- [Data for review]
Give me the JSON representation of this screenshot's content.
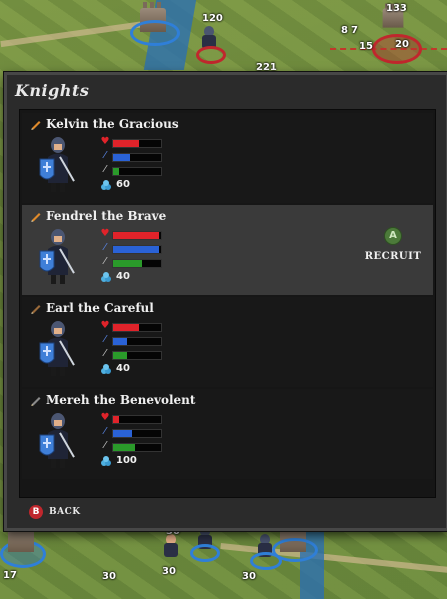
{
  "panel": {
    "title": "Knights",
    "back_label": "BACK",
    "back_button_glyph": "B"
  },
  "knights": [
    {
      "name": "Kelvin the Gracious",
      "pencil_color": "#e08a2a",
      "health": 0.55,
      "mana": 0.35,
      "attack": 0.12,
      "cost": "60",
      "selected": false,
      "shield_color": "#3f7fd8"
    },
    {
      "name": "Fendrel the Brave",
      "pencil_color": "#e08a2a",
      "health": 0.95,
      "mana": 0.95,
      "attack": 0.6,
      "cost": "40",
      "selected": true,
      "shield_color": "#3f7fd8",
      "action": {
        "button_glyph": "A",
        "label": "RECRUIT"
      }
    },
    {
      "name": "Earl the Careful",
      "pencil_color": "#9a6a3a",
      "health": 0.55,
      "mana": 0.3,
      "attack": 0.3,
      "cost": "40",
      "selected": false,
      "shield_color": "#3f7fd8"
    },
    {
      "name": "Mereh the Benevolent",
      "pencil_color": "#8a8a8a",
      "health": 0.12,
      "mana": 0.4,
      "attack": 0.45,
      "cost": "100",
      "selected": false,
      "shield_color": "#3f7fd8"
    }
  ],
  "stat_colors": {
    "health": "#e0232a",
    "mana": "#2a62d6",
    "attack": "#2a9a2a"
  },
  "map": {
    "labels": [
      "120",
      "221",
      "133",
      "8",
      "7",
      "15",
      "20",
      "30",
      "17",
      "30",
      "30",
      "30"
    ]
  }
}
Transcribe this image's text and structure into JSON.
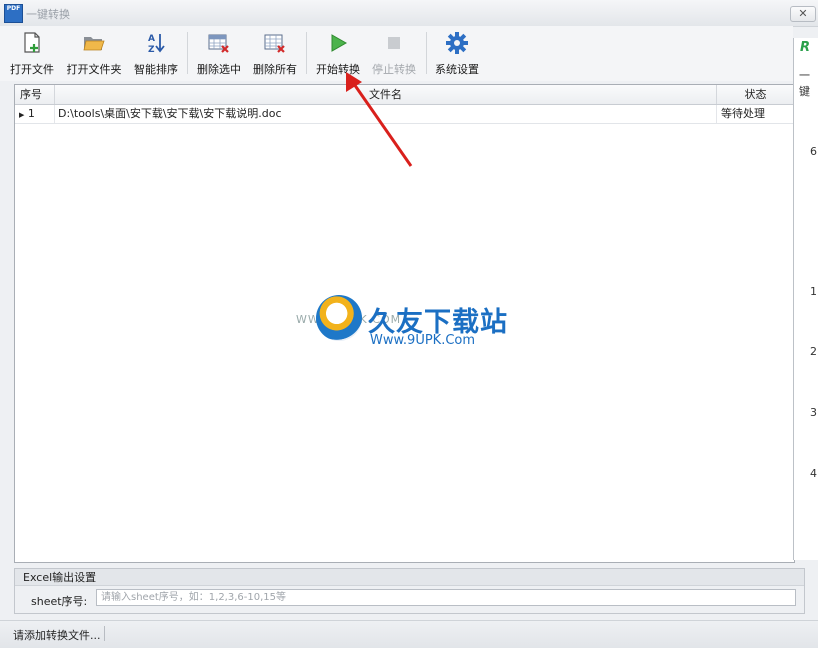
{
  "window": {
    "title": "一键转换",
    "icon_text": "PDF",
    "close_label": "✕"
  },
  "toolbar": [
    {
      "label": "打开文件",
      "icon": "open-file-icon"
    },
    {
      "label": "打开文件夹",
      "icon": "open-folder-icon"
    },
    {
      "label": "智能排序",
      "icon": "sort-az-icon"
    },
    {
      "label": "删除选中",
      "icon": "delete-selected-icon"
    },
    {
      "label": "删除所有",
      "icon": "delete-all-icon"
    },
    {
      "label": "开始转换",
      "icon": "play-icon"
    },
    {
      "label": "停止转换",
      "icon": "stop-icon",
      "disabled": true
    },
    {
      "label": "系统设置",
      "icon": "gear-icon"
    }
  ],
  "grid": {
    "columns": [
      "序号",
      "文件名",
      "状态"
    ],
    "rows": [
      {
        "index": "1",
        "filename": "D:\\tools\\桌面\\安下载\\安下载\\安下载说明.doc",
        "status": "等待处理"
      }
    ]
  },
  "watermark": {
    "cn": "久友下载站",
    "en": "Www.9UPK.Com",
    "www": "WWW.9UPK.COM"
  },
  "excel": {
    "title": "Excel输出设置",
    "sheet_label": "sheet序号:",
    "sheet_placeholder": "请输入sheet序号，如：1,2,3,6-10,15等"
  },
  "status_bar": {
    "text": "请添加转换文件..."
  },
  "background_window": {
    "title_glyph": "R",
    "line": "一键",
    "numbers": [
      "6",
      "1",
      "2",
      "3",
      "4"
    ]
  },
  "colors": {
    "accent": "#1b6fc3",
    "arrow": "#d9201c",
    "play": "#3aa53a"
  }
}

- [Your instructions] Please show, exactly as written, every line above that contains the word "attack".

- [Solution for this task]
      "attack": 0.12,
      "attack": 0.6,
      "attack": 0.3,
      "attack": 0.45,
    "attack": "#2a9a2a"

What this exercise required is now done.